Now with all of this being said, comic books are still viewed by many as simply children’s literature. Many adults or those who are seemingly more mature scoff at the ideas of heroes and the constant battle between the forces of good and evil. The X-Men trilogy and the Spider-Man trilogy are perfectly good evidence of this idea. Yes they were entertaining blockbusters, but they were essentially stories about grown men and women running around in skin tight suits spouting off one liners. They helped lay the foundation for super hero movies as we know them today, but they did not elevate the medium to a higher level.

Christopher Nolan has so far put together two movies that have managed to elevate the comic book movie medium. Batman Begins was a better comic book movie than the Dark Knight. The Dark Knight was a better movie than Batman Begins.
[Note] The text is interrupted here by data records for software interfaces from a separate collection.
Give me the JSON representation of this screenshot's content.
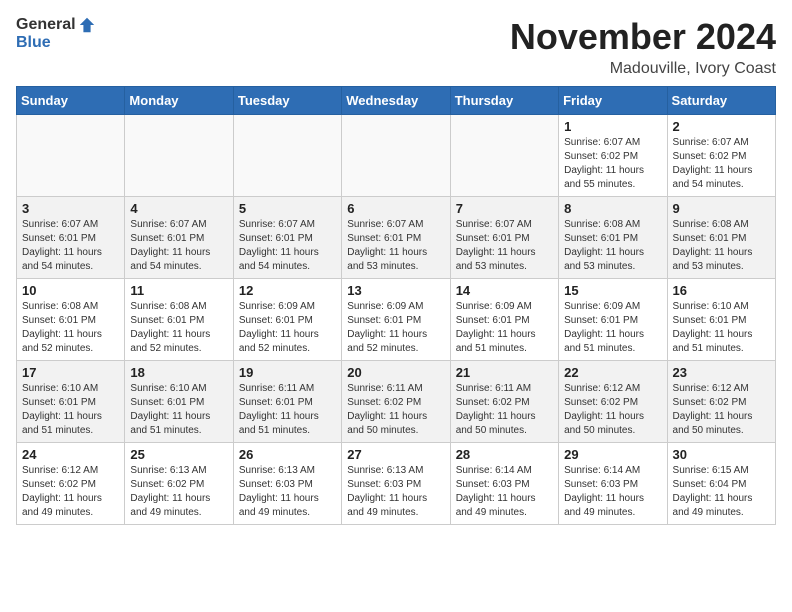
{
  "header": {
    "logo_general": "General",
    "logo_blue": "Blue",
    "month_title": "November 2024",
    "location": "Madouville, Ivory Coast"
  },
  "weekdays": [
    "Sunday",
    "Monday",
    "Tuesday",
    "Wednesday",
    "Thursday",
    "Friday",
    "Saturday"
  ],
  "weeks": [
    {
      "days": [
        {
          "date": "",
          "info": ""
        },
        {
          "date": "",
          "info": ""
        },
        {
          "date": "",
          "info": ""
        },
        {
          "date": "",
          "info": ""
        },
        {
          "date": "",
          "info": ""
        },
        {
          "date": "1",
          "info": "Sunrise: 6:07 AM\nSunset: 6:02 PM\nDaylight: 11 hours\nand 55 minutes."
        },
        {
          "date": "2",
          "info": "Sunrise: 6:07 AM\nSunset: 6:02 PM\nDaylight: 11 hours\nand 54 minutes."
        }
      ]
    },
    {
      "days": [
        {
          "date": "3",
          "info": "Sunrise: 6:07 AM\nSunset: 6:01 PM\nDaylight: 11 hours\nand 54 minutes."
        },
        {
          "date": "4",
          "info": "Sunrise: 6:07 AM\nSunset: 6:01 PM\nDaylight: 11 hours\nand 54 minutes."
        },
        {
          "date": "5",
          "info": "Sunrise: 6:07 AM\nSunset: 6:01 PM\nDaylight: 11 hours\nand 54 minutes."
        },
        {
          "date": "6",
          "info": "Sunrise: 6:07 AM\nSunset: 6:01 PM\nDaylight: 11 hours\nand 53 minutes."
        },
        {
          "date": "7",
          "info": "Sunrise: 6:07 AM\nSunset: 6:01 PM\nDaylight: 11 hours\nand 53 minutes."
        },
        {
          "date": "8",
          "info": "Sunrise: 6:08 AM\nSunset: 6:01 PM\nDaylight: 11 hours\nand 53 minutes."
        },
        {
          "date": "9",
          "info": "Sunrise: 6:08 AM\nSunset: 6:01 PM\nDaylight: 11 hours\nand 53 minutes."
        }
      ]
    },
    {
      "days": [
        {
          "date": "10",
          "info": "Sunrise: 6:08 AM\nSunset: 6:01 PM\nDaylight: 11 hours\nand 52 minutes."
        },
        {
          "date": "11",
          "info": "Sunrise: 6:08 AM\nSunset: 6:01 PM\nDaylight: 11 hours\nand 52 minutes."
        },
        {
          "date": "12",
          "info": "Sunrise: 6:09 AM\nSunset: 6:01 PM\nDaylight: 11 hours\nand 52 minutes."
        },
        {
          "date": "13",
          "info": "Sunrise: 6:09 AM\nSunset: 6:01 PM\nDaylight: 11 hours\nand 52 minutes."
        },
        {
          "date": "14",
          "info": "Sunrise: 6:09 AM\nSunset: 6:01 PM\nDaylight: 11 hours\nand 51 minutes."
        },
        {
          "date": "15",
          "info": "Sunrise: 6:09 AM\nSunset: 6:01 PM\nDaylight: 11 hours\nand 51 minutes."
        },
        {
          "date": "16",
          "info": "Sunrise: 6:10 AM\nSunset: 6:01 PM\nDaylight: 11 hours\nand 51 minutes."
        }
      ]
    },
    {
      "days": [
        {
          "date": "17",
          "info": "Sunrise: 6:10 AM\nSunset: 6:01 PM\nDaylight: 11 hours\nand 51 minutes."
        },
        {
          "date": "18",
          "info": "Sunrise: 6:10 AM\nSunset: 6:01 PM\nDaylight: 11 hours\nand 51 minutes."
        },
        {
          "date": "19",
          "info": "Sunrise: 6:11 AM\nSunset: 6:01 PM\nDaylight: 11 hours\nand 51 minutes."
        },
        {
          "date": "20",
          "info": "Sunrise: 6:11 AM\nSunset: 6:02 PM\nDaylight: 11 hours\nand 50 minutes."
        },
        {
          "date": "21",
          "info": "Sunrise: 6:11 AM\nSunset: 6:02 PM\nDaylight: 11 hours\nand 50 minutes."
        },
        {
          "date": "22",
          "info": "Sunrise: 6:12 AM\nSunset: 6:02 PM\nDaylight: 11 hours\nand 50 minutes."
        },
        {
          "date": "23",
          "info": "Sunrise: 6:12 AM\nSunset: 6:02 PM\nDaylight: 11 hours\nand 50 minutes."
        }
      ]
    },
    {
      "days": [
        {
          "date": "24",
          "info": "Sunrise: 6:12 AM\nSunset: 6:02 PM\nDaylight: 11 hours\nand 49 minutes."
        },
        {
          "date": "25",
          "info": "Sunrise: 6:13 AM\nSunset: 6:02 PM\nDaylight: 11 hours\nand 49 minutes."
        },
        {
          "date": "26",
          "info": "Sunrise: 6:13 AM\nSunset: 6:03 PM\nDaylight: 11 hours\nand 49 minutes."
        },
        {
          "date": "27",
          "info": "Sunrise: 6:13 AM\nSunset: 6:03 PM\nDaylight: 11 hours\nand 49 minutes."
        },
        {
          "date": "28",
          "info": "Sunrise: 6:14 AM\nSunset: 6:03 PM\nDaylight: 11 hours\nand 49 minutes."
        },
        {
          "date": "29",
          "info": "Sunrise: 6:14 AM\nSunset: 6:03 PM\nDaylight: 11 hours\nand 49 minutes."
        },
        {
          "date": "30",
          "info": "Sunrise: 6:15 AM\nSunset: 6:04 PM\nDaylight: 11 hours\nand 49 minutes."
        }
      ]
    }
  ]
}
Batman Begins focuses its efforts on creating a thrilling hero movie, with Batman saving the day and the forces of good reigning triumphant once again. The Dark Knight goes much deeper into the problems that plague society and the inner workings of people. The Dark Knight transcends the comic book genre because it dares to put questions about what humanity is and how it can stretched to it’s limits right there for the viewer to ponder. Batman and the Joker could be taken out of the Dark Knight and replaced and the movie would still be strong and believable. We watched the part of the Dark Knight where the two boats have the opportunity to blow each other up in my AP Psychology class. We looked at the psychology behind the Joker’s “Social experiment.” I watch that movie and see comparisons between Bruce Wayne, and his tiring of being a symbol and doing what is right while sacrificing his personal life, and myself and many of the people with strong character in my life. I look at Bruce Wayne wearing a mask and ask myself, “Is Batman the mask or is Bruce Wayne the mask?” Then I begin to question myself on what masks I wear. When art dares to ask larger questions it often fails, but Christopher Nolan succeeded in asking those questions and presenting them to a wider audience than a normal comic book movie. I sat in the theater at the midnight showing of the Dark Knight, everyone was silent (even the rowdy teenagers), as they all took in a cinematic experience that few other movies have even come close to offering in my lifetime. I still get chills every time I watch that movie and the soundtrack comes on, with the one note holding and extending, building tension, creating an atmosphere that feels like it could bust out at any moment. Did I mention Heath Ledger did a pretty good job too?

            The problem is, after creating one of the best comic book movies of all time and one of the best movies of all time, can Christopher Nolan catch lightning in a bottle for a third time? Do I believe in Christopher Nolan? I have read a lot of interviews where they are focusing on Batman as a symbol. They are wrapping up a lot of loose ends by tying it into Batman Begins. I have my doubts. They are introducing a lot of new characters for one movie. They are trying to use Bane as a villain, which would be more true to the comic books than the ridiculous character in Batman & Robin. The Knightfall story line where Bane breaks Batman’s back was the first Batman comic book arc I ever read. They have a flying batmobile. Historically, it is hard to have a strong third episode of a trilogy. Return of the Jedi went all-cute and cuddly with Ewoks, Back to the Future III was a joke, Mockingjay the third book in the Hunger Games series ruined the entire series for me. I have my midnight showing tickets for the Dark Knight Rises. I am going to go. I am going to see it. I have my reservations about it. I am worried. I want to see a strong powerful resolution to the trilogy. I am going in excited, open-minded, but emotionally reserved. I do believe in Christopher Nolan, I just don’t envy him.